RPII urges people to test for cancer causing radon gas

Date released: Dec 11 2003

RPII publish Annual Report for 2002

The Radiological Protection Institute of Ireland (RPII) has today, Thursday 11th December 2003, renewed its call for employers and people living in High Radon Areas, to have tests carried out to measure the levels of radon gas, which occurs naturally and is known to cause lung cancer.

Speaking on the publication of its 2002 Annual Report, the Institute Chairman Dr Frank Mulligan, described as disappointing, the response by the public and employers to calls from the Institute to test for radon gas, which may be responsible for up to 200 cancer deaths per year in Ireland.

"People can be exposed to radon in the home, in schools and in the workplace. The Institute’s radon maps identify those parts of the country where buildings are most likely to have high radon levels. However, the only way to know for sure if your home or workplace has a radon problem is to have the building tested. We urge people to have a test done so that if there is a high level they can take steps to remedy the problem, he said."

Also commenting today Dr Ann McGarry, Chief Executive of the RPII said: "It is vital that employers take the issue of radon seriously and make themselves aware of the risk factors. New legislation introduced in 2000, taken together with existing health and safety legislation, makes it mandatory for all employers in High Radon Areas to have their workplaces tested for radon. Maps showing High Radon Areas are available on the website.  Testing is a simple, inexpensive process and involves placing small pocket size detectors inside the building for 12 to 14 weeks and then posting them back to the testing lab for the results. If high levels of radon are found remediation measures can work effectively and quickly, as the results of the schools radon programme highlighted in the Annual Report show."

The RPII is the national organisation with regulatory, monitoring and advisory responsibilities in matters pertaining to ionising radiation.

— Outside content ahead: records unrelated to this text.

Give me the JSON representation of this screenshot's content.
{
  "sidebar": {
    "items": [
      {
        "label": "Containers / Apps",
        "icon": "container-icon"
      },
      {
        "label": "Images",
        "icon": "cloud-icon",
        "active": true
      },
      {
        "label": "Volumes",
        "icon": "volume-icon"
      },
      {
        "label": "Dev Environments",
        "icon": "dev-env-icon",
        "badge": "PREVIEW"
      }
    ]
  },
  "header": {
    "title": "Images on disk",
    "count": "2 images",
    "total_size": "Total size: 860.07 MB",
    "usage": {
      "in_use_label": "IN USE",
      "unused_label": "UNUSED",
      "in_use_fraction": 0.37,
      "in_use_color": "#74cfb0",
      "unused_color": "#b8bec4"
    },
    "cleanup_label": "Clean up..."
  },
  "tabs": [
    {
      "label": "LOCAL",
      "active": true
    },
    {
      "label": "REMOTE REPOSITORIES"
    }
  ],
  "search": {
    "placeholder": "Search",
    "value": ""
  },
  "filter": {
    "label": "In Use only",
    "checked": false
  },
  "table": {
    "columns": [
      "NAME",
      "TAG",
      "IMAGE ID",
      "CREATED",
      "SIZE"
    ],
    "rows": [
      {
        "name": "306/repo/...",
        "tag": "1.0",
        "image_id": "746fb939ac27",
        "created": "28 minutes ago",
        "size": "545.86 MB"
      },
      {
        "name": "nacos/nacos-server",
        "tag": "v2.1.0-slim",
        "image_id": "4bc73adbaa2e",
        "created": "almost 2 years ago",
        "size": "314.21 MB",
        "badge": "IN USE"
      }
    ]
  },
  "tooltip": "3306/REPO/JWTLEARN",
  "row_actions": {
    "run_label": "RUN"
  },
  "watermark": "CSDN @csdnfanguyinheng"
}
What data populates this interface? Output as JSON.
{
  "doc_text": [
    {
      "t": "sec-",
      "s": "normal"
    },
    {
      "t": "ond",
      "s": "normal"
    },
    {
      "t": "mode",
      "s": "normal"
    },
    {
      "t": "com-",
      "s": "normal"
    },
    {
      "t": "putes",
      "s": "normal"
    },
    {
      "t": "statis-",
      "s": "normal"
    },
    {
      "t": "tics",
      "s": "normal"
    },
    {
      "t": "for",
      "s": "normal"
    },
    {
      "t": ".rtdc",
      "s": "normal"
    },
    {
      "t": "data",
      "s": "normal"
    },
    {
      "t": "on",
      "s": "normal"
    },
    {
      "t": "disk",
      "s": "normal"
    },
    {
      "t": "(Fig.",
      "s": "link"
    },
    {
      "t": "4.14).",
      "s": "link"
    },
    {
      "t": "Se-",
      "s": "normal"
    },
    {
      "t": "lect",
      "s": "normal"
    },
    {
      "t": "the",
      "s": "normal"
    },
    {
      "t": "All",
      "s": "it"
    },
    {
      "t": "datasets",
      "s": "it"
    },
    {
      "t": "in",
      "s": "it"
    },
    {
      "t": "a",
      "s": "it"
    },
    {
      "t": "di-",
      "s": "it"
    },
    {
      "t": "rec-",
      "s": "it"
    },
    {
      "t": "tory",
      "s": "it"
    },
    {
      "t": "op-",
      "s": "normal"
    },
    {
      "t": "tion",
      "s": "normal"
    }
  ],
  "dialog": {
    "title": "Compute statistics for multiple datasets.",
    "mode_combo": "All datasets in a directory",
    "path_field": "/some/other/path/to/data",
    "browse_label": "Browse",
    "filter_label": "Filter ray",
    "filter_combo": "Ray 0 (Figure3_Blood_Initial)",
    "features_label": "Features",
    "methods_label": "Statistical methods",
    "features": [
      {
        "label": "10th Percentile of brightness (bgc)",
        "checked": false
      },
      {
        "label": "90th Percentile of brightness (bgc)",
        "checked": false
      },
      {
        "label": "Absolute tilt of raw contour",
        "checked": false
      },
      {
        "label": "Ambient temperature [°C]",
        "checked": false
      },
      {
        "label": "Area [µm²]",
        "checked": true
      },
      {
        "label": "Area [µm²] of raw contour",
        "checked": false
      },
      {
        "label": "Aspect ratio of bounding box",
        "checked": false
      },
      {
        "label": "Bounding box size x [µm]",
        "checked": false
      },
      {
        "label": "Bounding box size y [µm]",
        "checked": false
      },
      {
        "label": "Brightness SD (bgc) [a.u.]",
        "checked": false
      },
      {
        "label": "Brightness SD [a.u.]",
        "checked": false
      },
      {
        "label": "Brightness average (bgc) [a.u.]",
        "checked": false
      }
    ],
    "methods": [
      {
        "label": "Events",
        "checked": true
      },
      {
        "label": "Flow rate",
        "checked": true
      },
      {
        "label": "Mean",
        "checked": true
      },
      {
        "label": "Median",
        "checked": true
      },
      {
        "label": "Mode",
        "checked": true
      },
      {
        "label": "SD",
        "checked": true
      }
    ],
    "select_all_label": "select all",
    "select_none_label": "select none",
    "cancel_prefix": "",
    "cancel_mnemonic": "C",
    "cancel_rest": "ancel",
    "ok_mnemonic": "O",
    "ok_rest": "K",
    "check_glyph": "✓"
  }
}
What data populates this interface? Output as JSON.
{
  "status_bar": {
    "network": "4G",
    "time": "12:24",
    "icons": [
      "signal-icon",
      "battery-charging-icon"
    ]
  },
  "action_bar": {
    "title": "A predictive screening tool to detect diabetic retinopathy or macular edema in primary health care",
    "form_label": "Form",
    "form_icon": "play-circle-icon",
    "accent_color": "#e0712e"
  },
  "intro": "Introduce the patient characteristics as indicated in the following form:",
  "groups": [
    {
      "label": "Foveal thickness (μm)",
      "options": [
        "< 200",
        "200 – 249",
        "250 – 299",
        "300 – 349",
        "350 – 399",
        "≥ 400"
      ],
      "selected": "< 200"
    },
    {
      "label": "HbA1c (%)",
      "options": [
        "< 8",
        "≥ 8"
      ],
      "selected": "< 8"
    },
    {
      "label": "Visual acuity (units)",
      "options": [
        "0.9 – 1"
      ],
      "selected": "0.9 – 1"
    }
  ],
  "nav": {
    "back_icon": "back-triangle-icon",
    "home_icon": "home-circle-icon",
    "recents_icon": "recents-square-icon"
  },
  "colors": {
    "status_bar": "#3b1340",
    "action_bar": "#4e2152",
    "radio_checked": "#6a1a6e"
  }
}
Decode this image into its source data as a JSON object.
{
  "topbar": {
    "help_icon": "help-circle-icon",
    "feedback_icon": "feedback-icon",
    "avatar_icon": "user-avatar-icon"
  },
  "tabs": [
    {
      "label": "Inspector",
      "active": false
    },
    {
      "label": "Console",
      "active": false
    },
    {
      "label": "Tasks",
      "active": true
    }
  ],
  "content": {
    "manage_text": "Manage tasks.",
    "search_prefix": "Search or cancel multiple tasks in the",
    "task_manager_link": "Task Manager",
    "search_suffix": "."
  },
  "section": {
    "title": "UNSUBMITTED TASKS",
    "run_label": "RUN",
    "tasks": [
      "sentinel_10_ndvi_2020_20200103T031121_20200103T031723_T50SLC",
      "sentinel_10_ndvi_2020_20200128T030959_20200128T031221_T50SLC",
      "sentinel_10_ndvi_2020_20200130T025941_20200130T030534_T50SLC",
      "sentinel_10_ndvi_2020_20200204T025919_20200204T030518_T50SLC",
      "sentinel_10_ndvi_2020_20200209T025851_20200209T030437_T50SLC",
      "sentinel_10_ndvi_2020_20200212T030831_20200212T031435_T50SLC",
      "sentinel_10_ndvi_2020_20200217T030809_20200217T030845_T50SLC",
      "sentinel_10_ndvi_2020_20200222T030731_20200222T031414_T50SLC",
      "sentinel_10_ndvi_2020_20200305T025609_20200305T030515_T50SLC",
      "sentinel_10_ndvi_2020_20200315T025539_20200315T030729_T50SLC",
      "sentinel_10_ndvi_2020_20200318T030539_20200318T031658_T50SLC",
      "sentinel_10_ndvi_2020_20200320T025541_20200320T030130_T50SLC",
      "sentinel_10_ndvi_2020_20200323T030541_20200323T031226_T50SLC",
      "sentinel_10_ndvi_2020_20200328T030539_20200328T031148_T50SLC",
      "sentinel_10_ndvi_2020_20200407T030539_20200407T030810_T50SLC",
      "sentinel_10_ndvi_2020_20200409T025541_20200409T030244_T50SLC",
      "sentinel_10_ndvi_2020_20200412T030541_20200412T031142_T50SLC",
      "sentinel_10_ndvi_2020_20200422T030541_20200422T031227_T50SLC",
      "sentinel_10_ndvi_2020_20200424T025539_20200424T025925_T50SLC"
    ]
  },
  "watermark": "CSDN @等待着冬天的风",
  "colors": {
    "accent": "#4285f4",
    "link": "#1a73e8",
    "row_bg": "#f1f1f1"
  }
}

In particular the Institute concerns itself with hazards to health associated with ionising radiation in the workplace and with radioactive contamination in the environment.

Some key developments during 2002, which are highlighted in the Annual Report published today, are:

  • Studies carried out by the Institute in 97 schools that have been remediated to reduce levels of radon gas, found that the remediation works achieved an average reduction of 81% in those schools with the higher levels.
  • Radon in drinking water has also been identified by the Institute as a pathway of radiation exposure that may pose a significant additional health risk, in the longer term, to some consumers who depend on private groundwater supplies as their primary source of water.
  • The Institute continued to develop its capacity to fulfill its role under the National Emergency Plan for Nuclear Accidents. As part of a review of resources in this area a substantial investment in the national network of fixed radiation monitoring stations has been sought from Government.
  • Two new Directives are proposed by the European Commission to ensure a high level of nuclear safety in all Member States. The Directives oblige Member States to provide adequate resources to support the safety of nuclear installations and to cover decommissioning costs, and to make suitable arrangements for the management of radioactive waste.
  • The announcement of the early closure by British Nuclear Fuels Ltd of the Calder Hall reactors on the Sellafield site is welcomed by the Institute as these particular reactors had been a cause for concern due to their age and lack of secondary containment.
  • A new initiative in co-operation with Food Safety Authority of Ireland will strengthen the assessment of radiation exposure due to the Irish diet.


Download full report: Annual Report and Accounts, 2002